Brief:
Each record is to be copied exactly as written.

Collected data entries
☆ ☆ ☆

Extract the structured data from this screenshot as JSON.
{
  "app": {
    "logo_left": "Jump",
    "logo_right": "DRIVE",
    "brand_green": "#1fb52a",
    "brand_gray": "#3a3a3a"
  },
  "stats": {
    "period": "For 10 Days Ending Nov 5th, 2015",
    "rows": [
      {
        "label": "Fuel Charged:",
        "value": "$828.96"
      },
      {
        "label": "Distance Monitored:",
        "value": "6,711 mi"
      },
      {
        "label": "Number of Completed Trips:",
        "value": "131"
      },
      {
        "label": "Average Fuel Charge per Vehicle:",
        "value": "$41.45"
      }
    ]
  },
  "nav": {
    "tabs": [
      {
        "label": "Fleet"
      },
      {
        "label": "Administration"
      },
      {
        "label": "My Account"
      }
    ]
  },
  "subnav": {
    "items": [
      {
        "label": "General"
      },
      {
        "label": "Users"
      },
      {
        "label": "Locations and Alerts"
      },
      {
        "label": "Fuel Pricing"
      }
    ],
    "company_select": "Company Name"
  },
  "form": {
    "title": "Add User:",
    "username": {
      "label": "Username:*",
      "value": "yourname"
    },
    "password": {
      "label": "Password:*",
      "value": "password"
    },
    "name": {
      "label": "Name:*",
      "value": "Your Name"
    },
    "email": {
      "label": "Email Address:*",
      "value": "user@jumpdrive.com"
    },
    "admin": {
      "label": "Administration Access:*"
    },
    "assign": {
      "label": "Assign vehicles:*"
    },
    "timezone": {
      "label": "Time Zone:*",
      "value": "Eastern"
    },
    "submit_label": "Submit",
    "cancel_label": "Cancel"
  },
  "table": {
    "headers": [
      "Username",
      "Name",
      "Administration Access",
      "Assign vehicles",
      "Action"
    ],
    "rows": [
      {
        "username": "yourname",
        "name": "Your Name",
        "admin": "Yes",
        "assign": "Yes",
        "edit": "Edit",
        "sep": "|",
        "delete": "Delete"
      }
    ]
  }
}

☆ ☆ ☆

Answer for this exercise:
Extract the structured data from this screenshot as JSON.
{
  "app": {
    "logo_left": "Jump",
    "logo_right": "DRIVE",
    "brand_green": "#1fb52a",
    "brand_gray": "#3a3a3a"
  },
  "stats": {
    "period": "For 10 Days Ending Nov 5th, 2015",
    "rows": [
      {
        "label": "Fuel Charged:",
        "value": "$828.96"
      },
      {
        "label": "Distance Monitored:",
        "value": "6,711 mi"
      },
      {
        "label": "Number of Completed Trips:",
        "value": "131"
      },
      {
        "label": "Average Fuel Charge per Vehicle:",
        "value": "$41.45"
      }
    ]
  },
  "nav": {
    "tabs": [
      {
        "label": "Fleet"
      },
      {
        "label": "Administration"
      },
      {
        "label": "My Account"
      }
    ]
  },
  "subnav": {
    "items": [
      {
        "label": "General"
      },
      {
        "label": "Users"
      },
      {
        "label": "Locations and Alerts"
      },
      {
        "label": "Fuel Pricing"
      }
    ],
    "company_select": "Company Name"
  },
  "form": {
    "title": "Add User:",
    "username": {
      "label": "Username:*",
      "value": "yourname"
    },
    "password": {
      "label": "Password:*",
      "value": "password"
    },
    "name": {
      "label": "Name:*",
      "value": "Your Name"
    },
    "email": {
      "label": "Email Address:*",
      "value": "user@jumpdrive.com"
    },
    "admin": {
      "label": "Administration Access:*"
    },
    "assign": {
      "label": "Assign vehicles:*"
    },
    "timezone": {
      "label": "Time Zone:*",
      "value": "Eastern"
    },
    "submit_label": "Submit",
    "cancel_label": "Cancel"
  },
  "table": {
    "headers": [
      "Username",
      "Name",
      "Administration Access",
      "Assign vehicles",
      "Action"
    ],
    "rows": [
      {
        "username": "yourname",
        "name": "Your Name",
        "admin": "Yes",
        "assign": "Yes",
        "edit": "Edit",
        "sep": "|",
        "delete": "Delete"
      }
    ]
  }
}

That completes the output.